Work item: All entries that follow are to be written out verbatim.

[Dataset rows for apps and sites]
┌──

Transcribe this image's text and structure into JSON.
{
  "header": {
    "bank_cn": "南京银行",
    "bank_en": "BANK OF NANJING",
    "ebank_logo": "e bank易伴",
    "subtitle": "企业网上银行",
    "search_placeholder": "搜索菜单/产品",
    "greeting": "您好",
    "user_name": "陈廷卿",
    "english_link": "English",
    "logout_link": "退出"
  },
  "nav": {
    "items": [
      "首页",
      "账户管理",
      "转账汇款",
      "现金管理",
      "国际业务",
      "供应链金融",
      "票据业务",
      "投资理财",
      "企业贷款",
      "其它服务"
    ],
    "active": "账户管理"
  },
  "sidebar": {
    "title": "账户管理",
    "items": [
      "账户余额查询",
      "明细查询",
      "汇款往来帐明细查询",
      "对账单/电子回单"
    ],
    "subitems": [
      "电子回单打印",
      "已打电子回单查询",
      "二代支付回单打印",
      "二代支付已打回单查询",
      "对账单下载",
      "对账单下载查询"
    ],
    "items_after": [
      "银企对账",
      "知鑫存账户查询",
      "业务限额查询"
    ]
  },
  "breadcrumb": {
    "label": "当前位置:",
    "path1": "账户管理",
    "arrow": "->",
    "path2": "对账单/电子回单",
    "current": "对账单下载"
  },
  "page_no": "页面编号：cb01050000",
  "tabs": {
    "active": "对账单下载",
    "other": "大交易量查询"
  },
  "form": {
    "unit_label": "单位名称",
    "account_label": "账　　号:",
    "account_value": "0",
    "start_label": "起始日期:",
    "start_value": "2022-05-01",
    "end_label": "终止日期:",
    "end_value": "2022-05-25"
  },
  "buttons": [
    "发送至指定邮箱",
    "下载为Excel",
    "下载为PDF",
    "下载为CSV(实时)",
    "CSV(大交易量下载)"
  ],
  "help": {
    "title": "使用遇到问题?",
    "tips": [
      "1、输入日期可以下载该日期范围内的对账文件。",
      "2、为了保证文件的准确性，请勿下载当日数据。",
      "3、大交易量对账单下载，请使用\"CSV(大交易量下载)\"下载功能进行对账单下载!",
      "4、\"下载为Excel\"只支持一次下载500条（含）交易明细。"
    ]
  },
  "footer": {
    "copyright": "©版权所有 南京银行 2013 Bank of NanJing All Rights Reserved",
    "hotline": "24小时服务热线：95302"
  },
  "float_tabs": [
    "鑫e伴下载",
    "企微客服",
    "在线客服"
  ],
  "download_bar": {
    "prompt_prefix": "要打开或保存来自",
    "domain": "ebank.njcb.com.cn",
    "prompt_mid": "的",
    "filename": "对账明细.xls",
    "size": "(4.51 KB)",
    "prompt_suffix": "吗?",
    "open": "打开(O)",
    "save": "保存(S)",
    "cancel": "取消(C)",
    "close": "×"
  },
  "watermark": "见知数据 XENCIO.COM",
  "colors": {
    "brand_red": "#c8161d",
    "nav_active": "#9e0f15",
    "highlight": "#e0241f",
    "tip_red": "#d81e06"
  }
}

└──

Answer box:
Transcribe this image's text and structure into JSON.
{
  "header": {
    "bank_cn": "南京银行",
    "bank_en": "BANK OF NANJING",
    "ebank_logo": "e bank易伴",
    "subtitle": "企业网上银行",
    "search_placeholder": "搜索菜单/产品",
    "greeting": "您好",
    "user_name": "陈廷卿",
    "english_link": "English",
    "logout_link": "退出"
  },
  "nav": {
    "items": [
      "首页",
      "账户管理",
      "转账汇款",
      "现金管理",
      "国际业务",
      "供应链金融",
      "票据业务",
      "投资理财",
      "企业贷款",
      "其它服务"
    ],
    "active": "账户管理"
  },
  "sidebar": {
    "title": "账户管理",
    "items": [
      "账户余额查询",
      "明细查询",
      "汇款往来帐明细查询",
      "对账单/电子回单"
    ],
    "subitems": [
      "电子回单打印",
      "已打电子回单查询",
      "二代支付回单打印",
      "二代支付已打回单查询",
      "对账单下载",
      "对账单下载查询"
    ],
    "items_after": [
      "银企对账",
      "知鑫存账户查询",
      "业务限额查询"
    ]
  },
  "breadcrumb": {
    "label": "当前位置:",
    "path1": "账户管理",
    "arrow": "->",
    "path2": "对账单/电子回单",
    "current": "对账单下载"
  },
  "page_no": "页面编号：cb01050000",
  "tabs": {
    "active": "对账单下载",
    "other": "大交易量查询"
  },
  "form": {
    "unit_label": "单位名称",
    "account_label": "账　　号:",
    "account_value": "0",
    "start_label": "起始日期:",
    "start_value": "2022-05-01",
    "end_label": "终止日期:",
    "end_value": "2022-05-25"
  },
  "buttons": [
    "发送至指定邮箱",
    "下载为Excel",
    "下载为PDF",
    "下载为CSV(实时)",
    "CSV(大交易量下载)"
  ],
  "help": {
    "title": "使用遇到问题?",
    "tips": [
      "1、输入日期可以下载该日期范围内的对账文件。",
      "2、为了保证文件的准确性，请勿下载当日数据。",
      "3、大交易量对账单下载，请使用\"CSV(大交易量下载)\"下载功能进行对账单下载!",
      "4、\"下载为Excel\"只支持一次下载500条（含）交易明细。"
    ]
  },
  "footer": {
    "copyright": "©版权所有 南京银行 2013 Bank of NanJing All Rights Reserved",
    "hotline": "24小时服务热线：95302"
  },
  "float_tabs": [
    "鑫e伴下载",
    "企微客服",
    "在线客服"
  ],
  "download_bar": {
    "prompt_prefix": "要打开或保存来自",
    "domain": "ebank.njcb.com.cn",
    "prompt_mid": "的",
    "filename": "对账明细.xls",
    "size": "(4.51 KB)",
    "prompt_suffix": "吗?",
    "open": "打开(O)",
    "save": "保存(S)",
    "cancel": "取消(C)",
    "close": "×"
  },
  "watermark": "见知数据 XENCIO.COM",
  "colors": {
    "brand_red": "#c8161d",
    "nav_active": "#9e0f15",
    "highlight": "#e0241f",
    "tip_red": "#d81e06"
  }
}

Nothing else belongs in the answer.